→ EXERCISE DESCRIPTION:
Could you please find each line in the records that contains the word "this" and copy it?

#### MATERIAL SHOWN ####

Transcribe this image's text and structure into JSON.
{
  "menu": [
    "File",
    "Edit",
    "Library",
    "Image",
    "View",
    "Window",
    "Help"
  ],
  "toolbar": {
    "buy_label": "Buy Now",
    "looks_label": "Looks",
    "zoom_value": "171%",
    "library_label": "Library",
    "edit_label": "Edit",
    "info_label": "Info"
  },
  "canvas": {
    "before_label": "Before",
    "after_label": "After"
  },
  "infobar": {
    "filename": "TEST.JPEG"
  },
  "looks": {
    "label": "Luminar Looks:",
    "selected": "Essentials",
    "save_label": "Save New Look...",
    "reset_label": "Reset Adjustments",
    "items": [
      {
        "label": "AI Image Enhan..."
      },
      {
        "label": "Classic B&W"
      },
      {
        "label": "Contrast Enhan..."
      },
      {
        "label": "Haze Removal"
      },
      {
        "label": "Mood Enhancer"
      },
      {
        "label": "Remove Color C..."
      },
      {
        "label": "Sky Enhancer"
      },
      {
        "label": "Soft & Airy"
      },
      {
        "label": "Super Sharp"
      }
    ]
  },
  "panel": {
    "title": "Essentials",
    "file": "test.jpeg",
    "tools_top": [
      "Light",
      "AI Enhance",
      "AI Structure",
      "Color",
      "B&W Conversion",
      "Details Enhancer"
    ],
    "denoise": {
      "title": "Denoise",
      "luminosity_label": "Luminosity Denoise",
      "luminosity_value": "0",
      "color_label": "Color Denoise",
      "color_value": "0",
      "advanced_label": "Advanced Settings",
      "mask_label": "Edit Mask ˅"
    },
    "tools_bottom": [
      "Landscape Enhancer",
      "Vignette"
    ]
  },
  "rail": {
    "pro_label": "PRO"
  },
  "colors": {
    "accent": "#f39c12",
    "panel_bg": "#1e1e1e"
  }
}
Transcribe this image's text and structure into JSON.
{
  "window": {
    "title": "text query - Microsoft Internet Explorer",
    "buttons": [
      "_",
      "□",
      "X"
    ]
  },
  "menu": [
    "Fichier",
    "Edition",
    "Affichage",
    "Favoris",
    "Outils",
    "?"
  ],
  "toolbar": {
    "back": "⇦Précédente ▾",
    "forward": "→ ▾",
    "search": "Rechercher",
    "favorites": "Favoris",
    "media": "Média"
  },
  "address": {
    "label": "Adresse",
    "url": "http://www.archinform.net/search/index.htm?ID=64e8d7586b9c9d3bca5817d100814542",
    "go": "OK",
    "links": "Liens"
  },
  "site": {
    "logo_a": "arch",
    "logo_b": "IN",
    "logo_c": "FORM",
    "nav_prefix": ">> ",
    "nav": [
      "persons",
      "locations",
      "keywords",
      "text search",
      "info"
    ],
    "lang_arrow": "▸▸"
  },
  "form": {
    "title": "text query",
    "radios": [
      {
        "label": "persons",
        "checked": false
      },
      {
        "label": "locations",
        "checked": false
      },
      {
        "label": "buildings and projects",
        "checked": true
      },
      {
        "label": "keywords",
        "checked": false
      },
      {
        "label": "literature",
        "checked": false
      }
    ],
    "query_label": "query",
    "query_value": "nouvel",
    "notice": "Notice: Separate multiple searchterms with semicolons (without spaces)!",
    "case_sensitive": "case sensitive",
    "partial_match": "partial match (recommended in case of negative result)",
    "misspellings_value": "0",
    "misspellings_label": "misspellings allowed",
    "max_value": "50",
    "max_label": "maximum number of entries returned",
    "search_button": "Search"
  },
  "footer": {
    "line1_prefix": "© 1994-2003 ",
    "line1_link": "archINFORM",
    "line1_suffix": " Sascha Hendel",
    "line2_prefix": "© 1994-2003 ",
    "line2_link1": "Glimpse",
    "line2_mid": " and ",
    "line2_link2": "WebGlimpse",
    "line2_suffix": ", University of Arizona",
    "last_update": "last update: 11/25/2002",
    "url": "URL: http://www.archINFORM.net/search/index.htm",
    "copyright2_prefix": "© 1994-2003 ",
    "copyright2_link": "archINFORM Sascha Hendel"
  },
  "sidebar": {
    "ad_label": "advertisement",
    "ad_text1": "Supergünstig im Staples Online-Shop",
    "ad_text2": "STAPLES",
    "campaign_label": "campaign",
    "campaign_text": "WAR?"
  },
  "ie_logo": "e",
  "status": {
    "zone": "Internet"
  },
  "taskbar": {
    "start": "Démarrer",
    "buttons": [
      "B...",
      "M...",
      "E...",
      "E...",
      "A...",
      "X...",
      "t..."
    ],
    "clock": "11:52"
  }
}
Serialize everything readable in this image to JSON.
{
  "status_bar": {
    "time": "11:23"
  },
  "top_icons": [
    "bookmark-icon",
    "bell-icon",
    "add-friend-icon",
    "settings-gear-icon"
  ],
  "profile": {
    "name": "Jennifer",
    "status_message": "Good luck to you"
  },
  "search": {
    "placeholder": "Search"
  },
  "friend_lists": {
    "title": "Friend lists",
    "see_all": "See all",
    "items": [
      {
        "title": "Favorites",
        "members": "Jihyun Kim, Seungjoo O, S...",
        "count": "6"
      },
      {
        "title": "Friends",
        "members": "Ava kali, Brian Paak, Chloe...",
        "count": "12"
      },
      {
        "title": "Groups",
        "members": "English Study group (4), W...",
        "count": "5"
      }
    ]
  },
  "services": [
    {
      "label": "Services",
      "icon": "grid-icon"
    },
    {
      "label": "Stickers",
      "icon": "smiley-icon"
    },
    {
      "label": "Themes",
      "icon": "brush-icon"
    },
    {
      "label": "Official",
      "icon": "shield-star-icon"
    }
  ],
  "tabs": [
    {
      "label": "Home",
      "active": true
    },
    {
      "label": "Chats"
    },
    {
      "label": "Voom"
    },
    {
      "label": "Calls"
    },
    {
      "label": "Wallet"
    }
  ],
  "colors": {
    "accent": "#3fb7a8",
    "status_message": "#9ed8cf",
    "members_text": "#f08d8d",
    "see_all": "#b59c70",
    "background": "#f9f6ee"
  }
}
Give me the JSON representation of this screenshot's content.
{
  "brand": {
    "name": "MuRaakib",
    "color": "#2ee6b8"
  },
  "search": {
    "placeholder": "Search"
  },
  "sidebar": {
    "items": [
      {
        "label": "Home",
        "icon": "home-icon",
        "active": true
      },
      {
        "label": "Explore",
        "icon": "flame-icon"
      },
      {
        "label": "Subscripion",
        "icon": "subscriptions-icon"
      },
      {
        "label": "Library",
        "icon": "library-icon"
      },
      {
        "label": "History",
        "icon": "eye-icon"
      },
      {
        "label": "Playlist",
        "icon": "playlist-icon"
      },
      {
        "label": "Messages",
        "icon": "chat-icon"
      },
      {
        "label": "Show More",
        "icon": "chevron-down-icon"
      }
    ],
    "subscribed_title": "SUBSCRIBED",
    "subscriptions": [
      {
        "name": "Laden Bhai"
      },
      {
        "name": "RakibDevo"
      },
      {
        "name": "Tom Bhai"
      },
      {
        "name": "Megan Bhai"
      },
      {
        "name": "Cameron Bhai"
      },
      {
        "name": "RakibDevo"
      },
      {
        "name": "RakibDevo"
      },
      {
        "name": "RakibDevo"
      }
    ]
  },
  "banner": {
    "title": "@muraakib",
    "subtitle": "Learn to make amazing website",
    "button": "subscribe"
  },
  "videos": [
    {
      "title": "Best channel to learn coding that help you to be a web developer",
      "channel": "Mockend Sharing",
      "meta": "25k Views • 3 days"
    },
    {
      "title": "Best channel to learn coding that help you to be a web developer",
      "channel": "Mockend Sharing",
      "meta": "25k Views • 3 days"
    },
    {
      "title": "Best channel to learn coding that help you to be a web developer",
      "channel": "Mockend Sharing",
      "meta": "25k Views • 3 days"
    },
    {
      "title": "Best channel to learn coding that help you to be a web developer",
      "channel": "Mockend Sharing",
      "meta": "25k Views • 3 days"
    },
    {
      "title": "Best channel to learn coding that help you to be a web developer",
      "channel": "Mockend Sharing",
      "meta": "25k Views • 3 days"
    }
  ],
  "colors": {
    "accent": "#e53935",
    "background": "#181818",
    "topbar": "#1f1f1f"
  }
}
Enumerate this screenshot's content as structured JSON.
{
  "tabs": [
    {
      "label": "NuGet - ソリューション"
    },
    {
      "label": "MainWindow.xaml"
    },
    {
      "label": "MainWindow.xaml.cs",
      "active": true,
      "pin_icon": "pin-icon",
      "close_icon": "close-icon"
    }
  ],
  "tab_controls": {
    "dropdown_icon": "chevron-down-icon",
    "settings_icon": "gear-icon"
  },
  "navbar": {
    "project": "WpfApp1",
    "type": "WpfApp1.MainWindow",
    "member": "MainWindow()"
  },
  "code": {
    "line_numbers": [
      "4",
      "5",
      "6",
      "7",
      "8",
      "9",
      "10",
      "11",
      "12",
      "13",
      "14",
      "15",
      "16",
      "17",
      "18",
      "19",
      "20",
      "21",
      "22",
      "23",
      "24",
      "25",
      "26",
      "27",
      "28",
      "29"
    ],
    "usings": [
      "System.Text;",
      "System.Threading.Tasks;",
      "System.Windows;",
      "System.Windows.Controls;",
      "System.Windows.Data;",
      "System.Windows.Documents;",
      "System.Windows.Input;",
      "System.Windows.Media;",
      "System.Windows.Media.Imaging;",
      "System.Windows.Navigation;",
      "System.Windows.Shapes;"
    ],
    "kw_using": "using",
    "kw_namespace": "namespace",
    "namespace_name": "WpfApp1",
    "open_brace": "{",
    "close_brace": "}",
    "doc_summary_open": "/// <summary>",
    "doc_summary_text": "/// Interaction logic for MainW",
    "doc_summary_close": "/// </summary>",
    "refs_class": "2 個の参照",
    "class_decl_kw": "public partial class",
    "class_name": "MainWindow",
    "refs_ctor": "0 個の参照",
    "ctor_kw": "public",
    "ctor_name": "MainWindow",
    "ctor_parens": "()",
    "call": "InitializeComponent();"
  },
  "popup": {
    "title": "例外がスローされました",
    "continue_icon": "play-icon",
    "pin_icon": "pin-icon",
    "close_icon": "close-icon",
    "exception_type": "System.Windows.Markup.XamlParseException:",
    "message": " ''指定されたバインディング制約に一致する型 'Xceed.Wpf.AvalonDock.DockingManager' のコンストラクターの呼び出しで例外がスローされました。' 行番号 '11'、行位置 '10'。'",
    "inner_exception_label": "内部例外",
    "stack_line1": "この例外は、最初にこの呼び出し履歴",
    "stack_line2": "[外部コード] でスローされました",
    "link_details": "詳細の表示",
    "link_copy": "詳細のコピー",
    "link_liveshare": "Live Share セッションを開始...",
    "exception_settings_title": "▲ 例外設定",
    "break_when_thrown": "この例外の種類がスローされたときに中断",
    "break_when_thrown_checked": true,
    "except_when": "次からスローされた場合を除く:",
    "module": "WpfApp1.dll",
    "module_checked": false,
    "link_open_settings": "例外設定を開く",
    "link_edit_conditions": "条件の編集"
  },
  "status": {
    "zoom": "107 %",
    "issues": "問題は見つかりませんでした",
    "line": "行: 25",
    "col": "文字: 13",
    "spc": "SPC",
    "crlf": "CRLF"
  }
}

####

→ REPLY:
Transcribe this image's text and structure into JSON.
Transcribe this image's text and structure into JSON.
Serialize everything readable in this image to JSON.
Give me the JSON representation of this screenshot's content.
Enumerate this screenshot's content as structured JSON.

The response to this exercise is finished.